By the end of the decade, board-for-hire will be a common governance model, principally in the private company space.
In a recent paper, Stephen M. Bainbridge and M. Todd Henderson from the University of Chicago Law School argue that the current sole director faces a number of challenges.
Firstly, they are time constrained. Many directors hold full time employment or have a demanding portfolio of director and consulting roles, in part because of low levels of director remuneration. As a result, there are only a “discrete number of issues” they have time to challenge management on.
Secondly, a group of sole directors face an inherent information disadvantage, with management holding longer average tenure at companies, along with greater opportunities to access informal information channels.
Thirdly, many sole directors (due to independence requirements) are generalists whose “lack of corresponding expertise raises concerns as to their ability to effectively monitor”.
Finally, director incentives are “unrelated to corporate performance”. Many of us would also argue incentives are below equivalent market rates based on skills required, workload and risk.
Bainbridge and Henderson argue for a model I have been exploring for seven years or more.
One of my privileges is to be a facilitator for the Australian Institute of Company Directors Mastery in the Boardroom program, a simulated experience of six to nine all new directors coming together to form, storm, norm and perform as a board team over four days.
At the end of the program, nearly without fail, someone in my highly bonded board team will say: “Hey we work so well together we should hire ourselves out”. Not such a stupid idea I thought, back seven years ago when I first heard it.
Bainbridge and Henderson’s thinking runs parallel to my own in painting the benefits.
[one_half]A Board Services Firm providing a collective group is highly accountable for their performance. If a member of the team is not performing, or has not done their job, they will be removed to keep the contract to provide board services. There will be market competition based on performance, but also increased remuneration to attract the best talent. As in all markets there will be different firms providing boards at different price points.[/one_half]
[one_half_last]The majority of recent board failures have been failures of behaviour; individual and collective. A pre-built team can train before and during the engagement (not just the brief in-camera sessions of current boards).
These unionised (or guild) directors will have additional opportunity to bond as a group through professional development and social activities within the Board Services Firm.[/one_half_last]
In the pilot model I have been developing under the The Directors Suite brand, in conjunction with people partners, Bravo Consulting Group, I have been using the tool ‘Facet5’ to assess directors behavioural traits. The tool enables The Directors Suite to align a director’s contribution to the company, and map how they will work in any given team of other directors, whose profiles we also have on file.
Bainbridge and Henderson site the benefit of vertical integration. I agree.
The Directors Suite aspires to create a premium group of service providers (the Governance High Street we call it), to back up the directors in any activity they may need to perform; whether CEO recruitment, risk management, company secretarial, or insurance. I foresee “directors chambers” emerging to co-locate directors and director teams.
The model has its challenges, resistance to change not the least.

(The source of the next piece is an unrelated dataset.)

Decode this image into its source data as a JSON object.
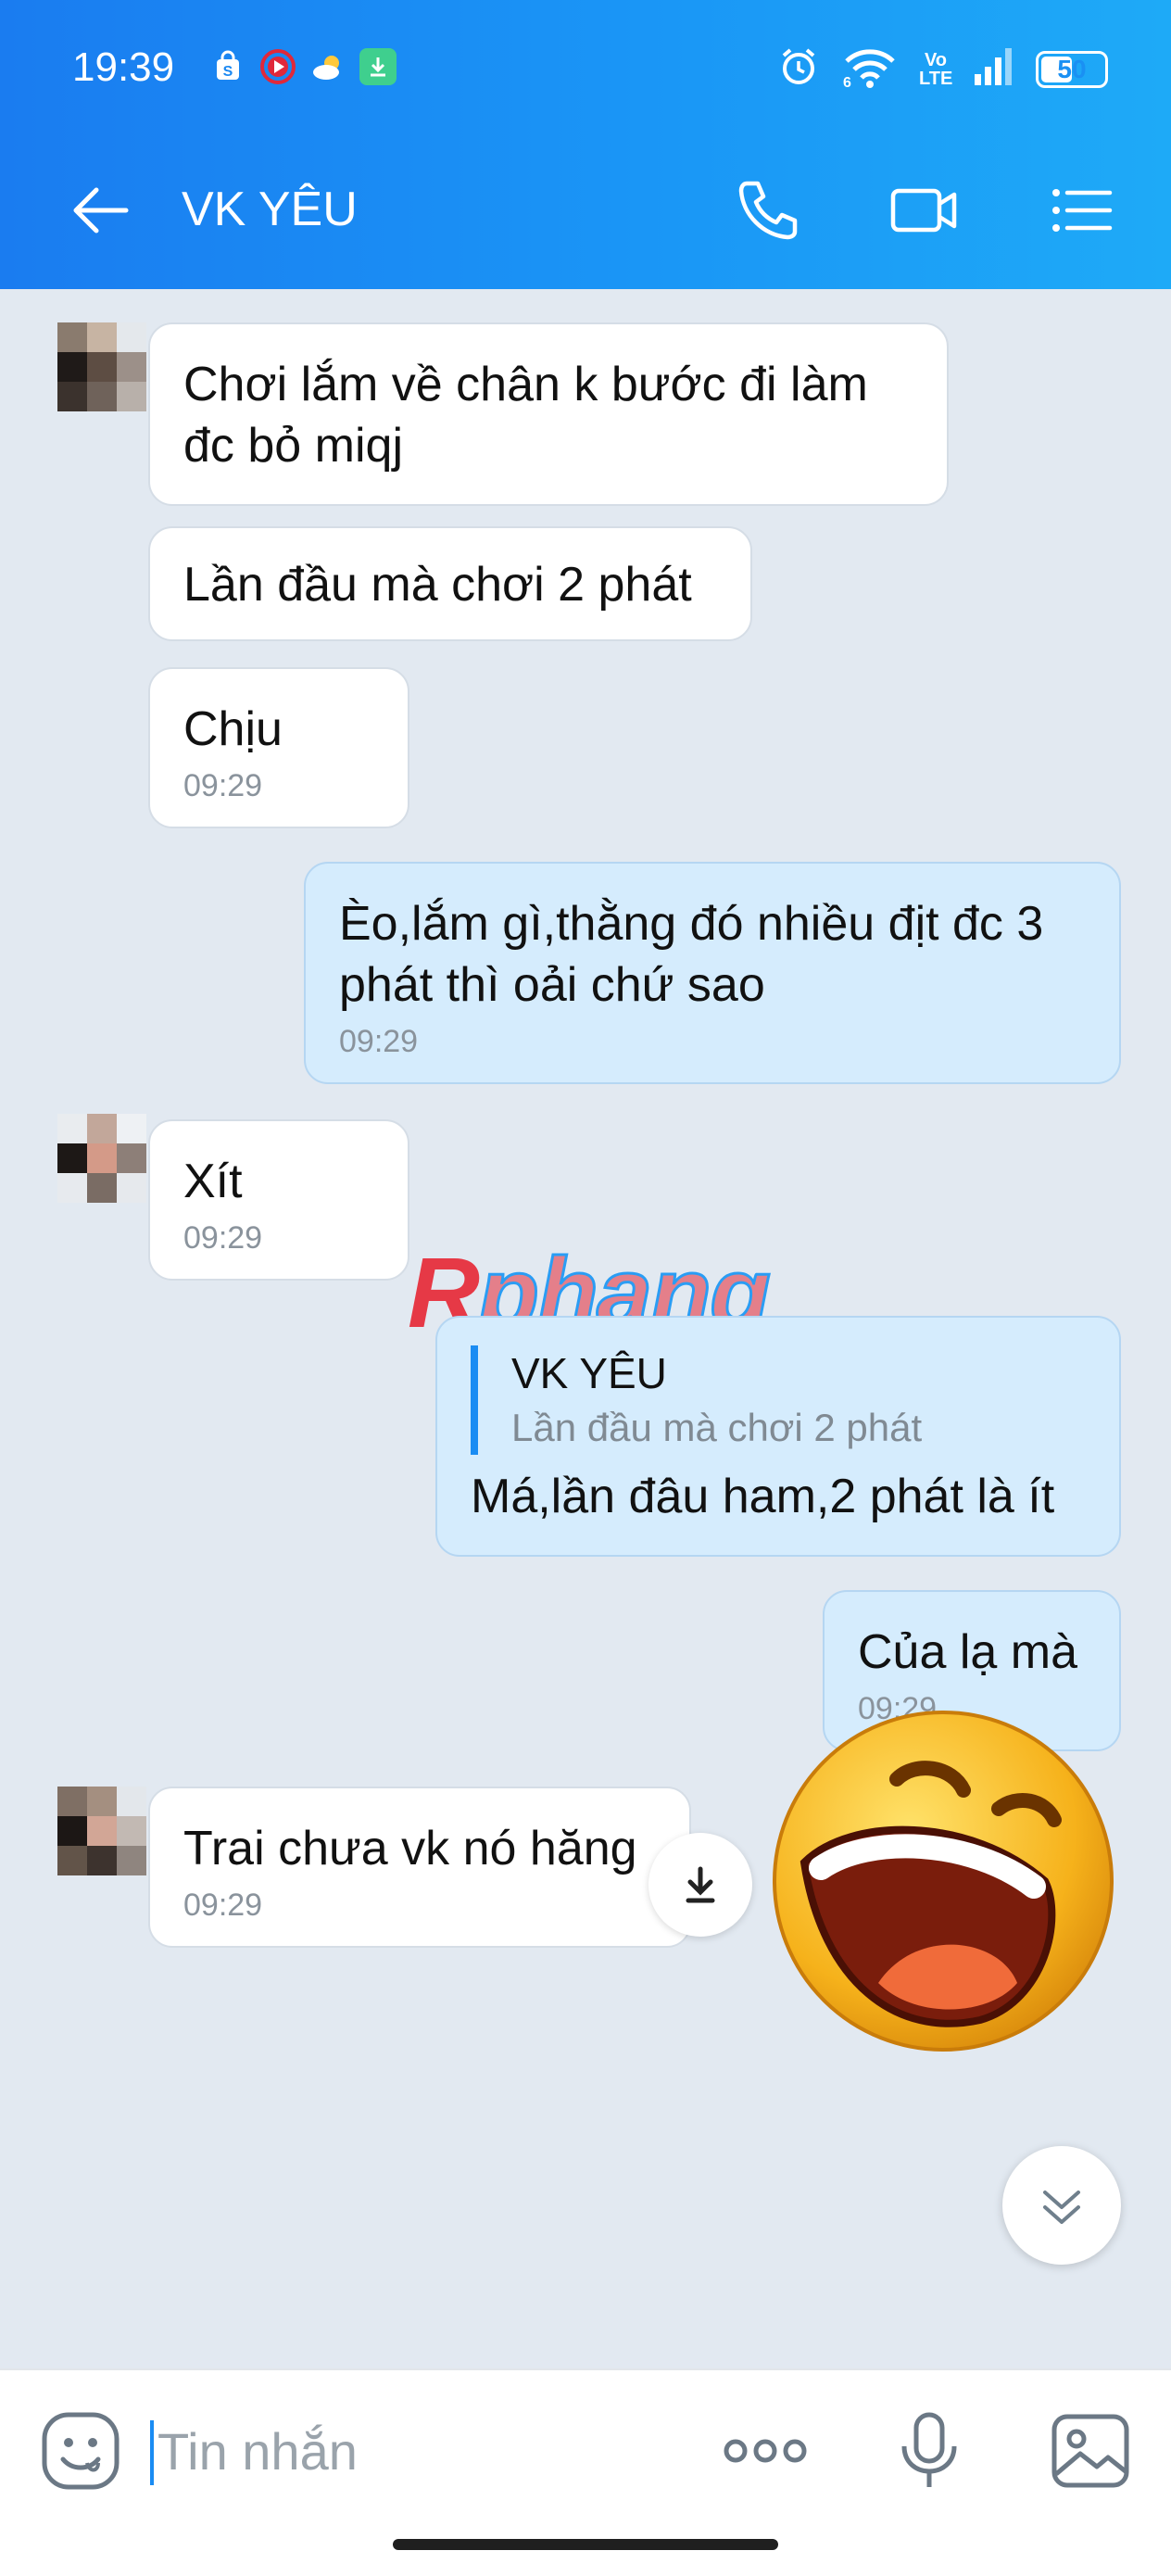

- How will regulators assign accountability and liability?
- Will it remain individual or will it expand to the collective board group or the board service provider?
- How will the board service providers self-regulate their own standards of director competency assessment and appointment?
- Will board service providers be licenced?
- What will be the shareholders role?
- Will it be like appointing an audit firm who are then free to allocate personnel as they see fit, or will they sign off on a board ticket?
- What if shareholders want to make their own changes to the ticket?
The model leaves itself open to profit taking by board services companies, squeezing the remuneration of directors.
- How are for-purpose (NFPs) boards accommodated in this model?
- Will a tightly formed board group accentuate an us-and-them divide with a tight management group, or will it strengthen respect between two groups of professionals coming together as partners rather than adversaries?
Please feel free to discuss in the comments box below.